Pathways and Walkways
Paths are the arteries of the garden. Select materials that enhance walks, complement the planting on either side, and match the garden style: bricks or gravel fit a cottage-style garden, while more up-to-date materials, such as concrete and composites, suit a modern space.
The same material can be used to different effect, depending on how you use it. For example, pavers placed perpendicular to the path tend to slow walking pace and invite the walker's attention to the surroundings, while pavers layed lengthways give a sense of motion, as in this traditional brick path which leads to a cottage gate.
A random paving pattern gets an orderly edge from an clean, sharp strip made from the same material. Although difficult to construct, the light-coloured textured path works well against the still water of the pond.
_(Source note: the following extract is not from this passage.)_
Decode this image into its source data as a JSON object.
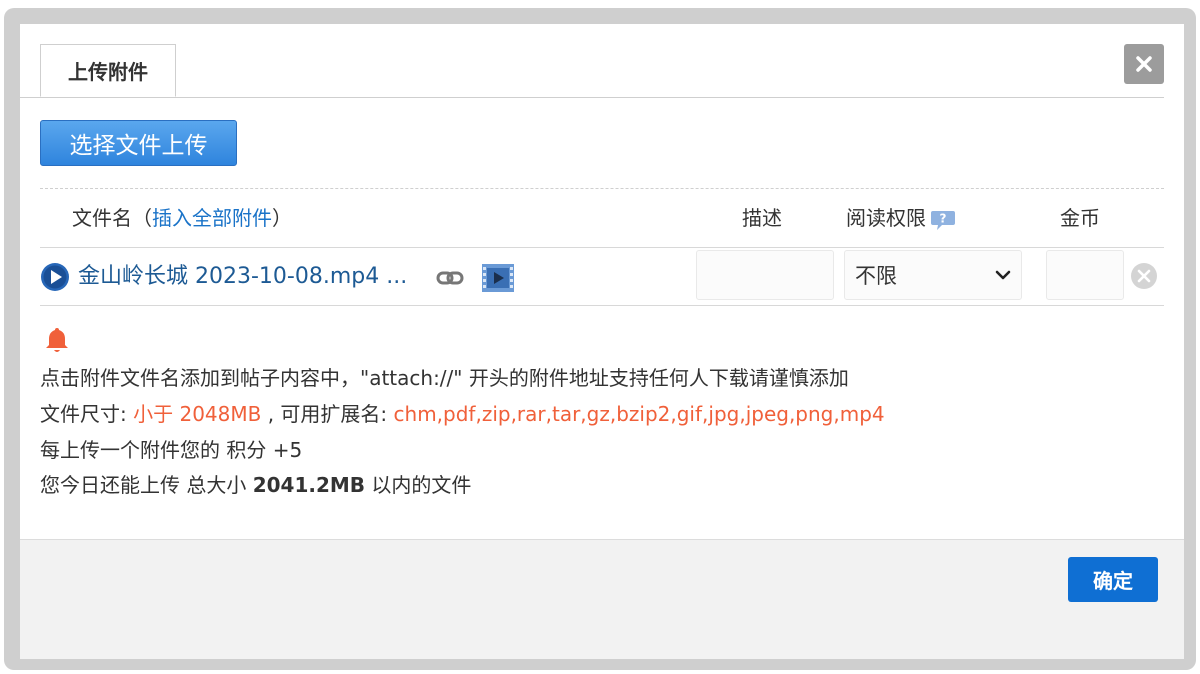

Combining different materials, textures and levels can bring eye-popping drama to paving and decking designs. Stark but well-matched contrasts in color and texture can highlight key features and define and separate areas of the garden. To avoid extra work and higher costs, think carefully about your colors and choose pre-sized, coordinating materials. More complex construction techniques may be required when working with materials of varying thicknesses and where a different foundation is needed; you may need to consult an expert to get the look and construction quality you want.
Here, soft raised decking and a hard stone floor combine to maintain interest across four levels.
Stones and Mosaic
Set on a concrete foundation, small stone blocks and mosaic tiles create a decorative pattern around trees and contrast with the surrounding gravel.
Most paving materials require an edge to contain them; poured concrete and materials set on a concrete slab are exceptions. The edge can be ornate or functional or both, as with this crisp geometric design. It can be used to connect or separate different materials or areas of planting. If you prefer to let plants creep onto your gravel pathway, you don't need an edge.
Loose pebbles make an informal edge between deck boards and a water feature.
Slate and Stones
This bold design is created by framing slate paving with stone granite setts.